[Raw data Boundary: Start]
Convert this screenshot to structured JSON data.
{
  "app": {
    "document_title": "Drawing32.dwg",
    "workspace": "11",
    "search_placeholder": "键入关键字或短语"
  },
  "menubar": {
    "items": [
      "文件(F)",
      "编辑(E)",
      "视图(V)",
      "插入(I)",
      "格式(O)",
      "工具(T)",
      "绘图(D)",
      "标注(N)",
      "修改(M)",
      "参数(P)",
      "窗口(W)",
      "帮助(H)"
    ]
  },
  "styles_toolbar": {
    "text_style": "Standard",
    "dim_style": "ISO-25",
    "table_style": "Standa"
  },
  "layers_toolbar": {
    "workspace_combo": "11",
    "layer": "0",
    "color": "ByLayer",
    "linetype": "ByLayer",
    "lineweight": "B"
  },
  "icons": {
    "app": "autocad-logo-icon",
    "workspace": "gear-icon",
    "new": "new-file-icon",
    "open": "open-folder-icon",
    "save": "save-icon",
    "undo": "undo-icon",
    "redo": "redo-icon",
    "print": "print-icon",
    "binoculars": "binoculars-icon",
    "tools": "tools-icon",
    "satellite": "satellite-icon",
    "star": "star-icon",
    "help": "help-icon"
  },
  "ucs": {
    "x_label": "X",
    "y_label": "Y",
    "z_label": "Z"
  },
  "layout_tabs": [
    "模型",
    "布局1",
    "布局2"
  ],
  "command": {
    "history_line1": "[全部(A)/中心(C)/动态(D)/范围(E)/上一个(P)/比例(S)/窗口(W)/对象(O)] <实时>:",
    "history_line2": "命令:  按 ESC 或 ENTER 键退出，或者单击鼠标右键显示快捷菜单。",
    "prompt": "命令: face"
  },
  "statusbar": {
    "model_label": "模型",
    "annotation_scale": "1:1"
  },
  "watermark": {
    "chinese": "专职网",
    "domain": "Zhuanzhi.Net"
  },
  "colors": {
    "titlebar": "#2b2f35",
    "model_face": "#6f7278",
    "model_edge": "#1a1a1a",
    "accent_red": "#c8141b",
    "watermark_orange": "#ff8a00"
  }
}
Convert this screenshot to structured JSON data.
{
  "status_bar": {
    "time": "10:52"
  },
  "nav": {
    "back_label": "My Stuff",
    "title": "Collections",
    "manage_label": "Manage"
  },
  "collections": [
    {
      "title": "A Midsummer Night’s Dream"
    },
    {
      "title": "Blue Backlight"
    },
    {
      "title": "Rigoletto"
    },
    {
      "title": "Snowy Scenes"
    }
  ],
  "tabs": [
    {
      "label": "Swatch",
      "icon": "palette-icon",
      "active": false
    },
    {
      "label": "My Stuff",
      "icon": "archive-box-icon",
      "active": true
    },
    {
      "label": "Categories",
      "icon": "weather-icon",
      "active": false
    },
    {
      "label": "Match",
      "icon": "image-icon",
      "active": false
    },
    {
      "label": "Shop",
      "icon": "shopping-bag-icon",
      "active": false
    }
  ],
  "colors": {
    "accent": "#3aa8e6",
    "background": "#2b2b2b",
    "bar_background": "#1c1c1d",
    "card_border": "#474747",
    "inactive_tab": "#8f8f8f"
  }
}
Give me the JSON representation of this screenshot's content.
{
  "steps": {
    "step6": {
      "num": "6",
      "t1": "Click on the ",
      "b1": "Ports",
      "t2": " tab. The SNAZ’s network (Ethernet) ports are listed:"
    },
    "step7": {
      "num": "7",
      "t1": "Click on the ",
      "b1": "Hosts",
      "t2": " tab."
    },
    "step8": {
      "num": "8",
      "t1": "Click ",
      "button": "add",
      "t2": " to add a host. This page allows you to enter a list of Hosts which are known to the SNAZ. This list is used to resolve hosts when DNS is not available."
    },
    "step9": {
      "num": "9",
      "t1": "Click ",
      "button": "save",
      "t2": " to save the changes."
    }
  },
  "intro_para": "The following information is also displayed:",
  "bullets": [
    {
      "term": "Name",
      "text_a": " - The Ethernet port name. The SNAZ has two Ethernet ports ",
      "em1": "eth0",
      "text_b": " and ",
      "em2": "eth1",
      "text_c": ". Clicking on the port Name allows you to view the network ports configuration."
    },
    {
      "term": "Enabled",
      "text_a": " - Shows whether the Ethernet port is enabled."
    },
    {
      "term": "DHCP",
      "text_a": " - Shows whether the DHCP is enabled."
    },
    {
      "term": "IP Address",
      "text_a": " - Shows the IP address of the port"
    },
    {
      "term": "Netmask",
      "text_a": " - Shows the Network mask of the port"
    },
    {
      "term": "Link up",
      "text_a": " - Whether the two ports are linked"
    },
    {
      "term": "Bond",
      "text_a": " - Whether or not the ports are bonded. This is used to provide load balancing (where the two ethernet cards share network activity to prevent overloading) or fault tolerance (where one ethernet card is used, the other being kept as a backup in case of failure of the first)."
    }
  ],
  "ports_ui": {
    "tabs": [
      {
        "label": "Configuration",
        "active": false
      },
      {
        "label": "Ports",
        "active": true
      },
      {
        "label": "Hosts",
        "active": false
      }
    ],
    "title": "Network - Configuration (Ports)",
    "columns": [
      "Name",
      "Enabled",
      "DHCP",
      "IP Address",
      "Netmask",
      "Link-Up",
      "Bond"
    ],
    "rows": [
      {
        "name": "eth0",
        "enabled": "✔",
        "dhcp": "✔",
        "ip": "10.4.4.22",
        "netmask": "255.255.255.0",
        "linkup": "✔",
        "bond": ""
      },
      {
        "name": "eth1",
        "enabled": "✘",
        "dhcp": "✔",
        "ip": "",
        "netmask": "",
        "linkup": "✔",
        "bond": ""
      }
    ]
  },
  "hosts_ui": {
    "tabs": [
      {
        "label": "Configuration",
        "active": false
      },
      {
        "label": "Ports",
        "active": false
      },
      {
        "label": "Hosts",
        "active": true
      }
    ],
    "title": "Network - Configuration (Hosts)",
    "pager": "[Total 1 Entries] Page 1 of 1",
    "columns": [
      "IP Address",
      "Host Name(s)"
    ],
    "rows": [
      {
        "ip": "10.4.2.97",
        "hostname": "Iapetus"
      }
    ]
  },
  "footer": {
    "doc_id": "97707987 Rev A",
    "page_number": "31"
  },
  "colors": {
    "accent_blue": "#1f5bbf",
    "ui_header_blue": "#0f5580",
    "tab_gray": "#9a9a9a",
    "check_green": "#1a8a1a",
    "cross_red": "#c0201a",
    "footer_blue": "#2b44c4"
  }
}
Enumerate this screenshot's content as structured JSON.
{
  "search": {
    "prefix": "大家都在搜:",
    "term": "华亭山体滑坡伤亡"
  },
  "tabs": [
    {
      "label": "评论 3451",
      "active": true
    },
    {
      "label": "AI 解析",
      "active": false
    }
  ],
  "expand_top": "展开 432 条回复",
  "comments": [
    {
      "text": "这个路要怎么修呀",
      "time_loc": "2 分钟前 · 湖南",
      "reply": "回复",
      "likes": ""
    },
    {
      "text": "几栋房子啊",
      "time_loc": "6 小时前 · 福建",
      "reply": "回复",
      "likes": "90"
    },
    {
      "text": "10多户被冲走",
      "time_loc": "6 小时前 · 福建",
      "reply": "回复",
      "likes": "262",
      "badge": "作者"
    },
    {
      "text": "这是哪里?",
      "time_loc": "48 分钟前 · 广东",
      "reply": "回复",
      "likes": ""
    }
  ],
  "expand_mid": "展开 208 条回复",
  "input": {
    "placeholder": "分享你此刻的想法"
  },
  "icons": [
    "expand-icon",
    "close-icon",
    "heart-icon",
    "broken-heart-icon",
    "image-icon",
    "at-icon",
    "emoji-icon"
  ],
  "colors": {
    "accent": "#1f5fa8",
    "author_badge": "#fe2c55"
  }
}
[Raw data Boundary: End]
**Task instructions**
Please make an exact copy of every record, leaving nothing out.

**Output of the exercise**
Convert this screenshot to structured JSON data.
{
  "app": {
    "document_title": "Drawing32.dwg",
    "workspace": "11",
    "search_placeholder": "键入关键字或短语"
  },
  "menubar": {
    "items": [
      "文件(F)",
      "编辑(E)",
      "视图(V)",
      "插入(I)",
      "格式(O)",
      "工具(T)",
      "绘图(D)",
      "标注(N)",
      "修改(M)",
      "参数(P)",
      "窗口(W)",
      "帮助(H)"
    ]
  },
  "styles_toolbar": {
    "text_style": "Standard",
    "dim_style": "ISO-25",
    "table_style": "Standa"
  },
  "layers_toolbar": {
    "workspace_combo": "11",
    "layer": "0",
    "color": "ByLayer",
    "linetype": "ByLayer",
    "lineweight": "B"
  },
  "icons": {
    "app": "autocad-logo-icon",
    "workspace": "gear-icon",
    "new": "new-file-icon",
    "open": "open-folder-icon",
    "save": "save-icon",
    "undo": "undo-icon",
    "redo": "redo-icon",
    "print": "print-icon",
    "binoculars": "binoculars-icon",
    "tools": "tools-icon",
    "satellite": "satellite-icon",
    "star": "star-icon",
    "help": "help-icon"
  },
  "ucs": {
    "x_label": "X",
    "y_label": "Y",
    "z_label": "Z"
  },
  "layout_tabs": [
    "模型",
    "布局1",
    "布局2"
  ],
  "command": {
    "history_line1": "[全部(A)/中心(C)/动态(D)/范围(E)/上一个(P)/比例(S)/窗口(W)/对象(O)] <实时>:",
    "history_line2": "命令:  按 ESC 或 ENTER 键退出，或者单击鼠标右键显示快捷菜单。",
    "prompt": "命令: face"
  },
  "statusbar": {
    "model_label": "模型",
    "annotation_scale": "1:1"
  },
  "watermark": {
    "chinese": "专职网",
    "domain": "Zhuanzhi.Net"
  },
  "colors": {
    "titlebar": "#2b2f35",
    "model_face": "#6f7278",
    "model_edge": "#1a1a1a",
    "accent_red": "#c8141b",
    "watermark_orange": "#ff8a00"
  }
}
Convert this screenshot to structured JSON data.
{
  "status_bar": {
    "time": "10:52"
  },
  "nav": {
    "back_label": "My Stuff",
    "title": "Collections",
    "manage_label": "Manage"
  },
  "collections": [
    {
      "title": "A Midsummer Night’s Dream"
    },
    {
      "title": "Blue Backlight"
    },
    {
      "title": "Rigoletto"
    },
    {
      "title": "Snowy Scenes"
    }
  ],
  "tabs": [
    {
      "label": "Swatch",
      "icon": "palette-icon",
      "active": false
    },
    {
      "label": "My Stuff",
      "icon": "archive-box-icon",
      "active": true
    },
    {
      "label": "Categories",
      "icon": "weather-icon",
      "active": false
    },
    {
      "label": "Match",
      "icon": "image-icon",
      "active": false
    },
    {
      "label": "Shop",
      "icon": "shopping-bag-icon",
      "active": false
    }
  ],
  "colors": {
    "accent": "#3aa8e6",
    "background": "#2b2b2b",
    "bar_background": "#1c1c1d",
    "card_border": "#474747",
    "inactive_tab": "#8f8f8f"
  }
}
Give me the JSON representation of this screenshot's content.
{
  "steps": {
    "step6": {
      "num": "6",
      "t1": "Click on the ",
      "b1": "Ports",
      "t2": " tab. The SNAZ’s network (Ethernet) ports are listed:"
    },
    "step7": {
      "num": "7",
      "t1": "Click on the ",
      "b1": "Hosts",
      "t2": " tab."
    },
    "step8": {
      "num": "8",
      "t1": "Click ",
      "button": "add",
      "t2": " to add a host. This page allows you to enter a list of Hosts which are known to the SNAZ. This list is used to resolve hosts when DNS is not available."
    },
    "step9": {
      "num": "9",
      "t1": "Click ",
      "button": "save",
      "t2": " to save the changes."
    }
  },
  "intro_para": "The following information is also displayed:",
  "bullets": [
    {
      "term": "Name",
      "text_a": " - The Ethernet port name. The SNAZ has two Ethernet ports ",
      "em1": "eth0",
      "text_b": " and ",
      "em2": "eth1",
      "text_c": ". Clicking on the port Name allows you to view the network ports configuration."
    },
    {
      "term": "Enabled",
      "text_a": " - Shows whether the Ethernet port is enabled."
    },
    {
      "term": "DHCP",
      "text_a": " - Shows whether the DHCP is enabled."
    },
    {
      "term": "IP Address",
      "text_a": " - Shows the IP address of the port"
    },
    {
      "term": "Netmask",
      "text_a": " - Shows the Network mask of the port"
    },
    {
      "term": "Link up",
      "text_a": " - Whether the two ports are linked"
    },
    {
      "term": "Bond",
      "text_a": " - Whether or not the ports are bonded. This is used to provide load balancing (where the two ethernet cards share network activity to prevent overloading) or fault tolerance (where one ethernet card is used, the other being kept as a backup in case of failure of the first)."
    }
  ],
  "ports_ui": {
    "tabs": [
      {
        "label": "Configuration",
        "active": false
      },
      {
        "label": "Ports",
        "active": true
      },
      {
        "label": "Hosts",
        "active": false
      }
    ],
    "title": "Network - Configuration (Ports)",
    "columns": [
      "Name",
      "Enabled",
      "DHCP",
      "IP Address",
      "Netmask",
      "Link-Up",
      "Bond"
    ],
    "rows": [
      {
        "name": "eth0",
        "enabled": "✔",
        "dhcp": "✔",
        "ip": "10.4.4.22",
        "netmask": "255.255.255.0",
        "linkup": "✔",
        "bond": ""
      },
      {
        "name": "eth1",
        "enabled": "✘",
        "dhcp": "✔",
        "ip": "",
        "netmask": "",
        "linkup": "✔",
        "bond": ""
      }
    ]
  },
  "hosts_ui": {
    "tabs": [
      {
        "label": "Configuration",
        "active": false
      },
      {
        "label": "Ports",
        "active": false
      },
      {
        "label": "Hosts",
        "active": true
      }
    ],
    "title": "Network - Configuration (Hosts)",
    "pager": "[Total 1 Entries] Page 1 of 1",
    "columns": [
      "IP Address",
      "Host Name(s)"
    ],
    "rows": [
      {
        "ip": "10.4.2.97",
        "hostname": "Iapetus"
      }
    ]
  },
  "footer": {
    "doc_id": "97707987 Rev A",
    "page_number": "31"
  },
  "colors": {
    "accent_blue": "#1f5bbf",
    "ui_header_blue": "#0f5580",
    "tab_gray": "#9a9a9a",
    "check_green": "#1a8a1a",
    "cross_red": "#c0201a",
    "footer_blue": "#2b44c4"
  }
}
Enumerate this screenshot's content as structured JSON.
{
  "search": {
    "prefix": "大家都在搜:",
    "term": "华亭山体滑坡伤亡"
  },
  "tabs": [
    {
      "label": "评论 3451",
      "active": true
    },
    {
      "label": "AI 解析",
      "active": false
    }
  ],
  "expand_top": "展开 432 条回复",
  "comments": [
    {
      "text": "这个路要怎么修呀",
      "time_loc": "2 分钟前 · 湖南",
      "reply": "回复",
      "likes": ""
    },
    {
      "text": "几栋房子啊",
      "time_loc": "6 小时前 · 福建",
      "reply": "回复",
      "likes": "90"
    },
    {
      "text": "10多户被冲走",
      "time_loc": "6 小时前 · 福建",
      "reply": "回复",
      "likes": "262",
      "badge": "作者"
    },
    {
      "text": "这是哪里?",
      "time_loc": "48 分钟前 · 广东",
      "reply": "回复",
      "likes": ""
    }
  ],
  "expand_mid": "展开 208 条回复",
  "input": {
    "placeholder": "分享你此刻的想法"
  },
  "icons": [
    "expand-icon",
    "close-icon",
    "heart-icon",
    "broken-heart-icon",
    "image-icon",
    "at-icon",
    "emoji-icon"
  ],
  "colors": {
    "accent": "#1f5fa8",
    "author_badge": "#fe2c55"
  }
}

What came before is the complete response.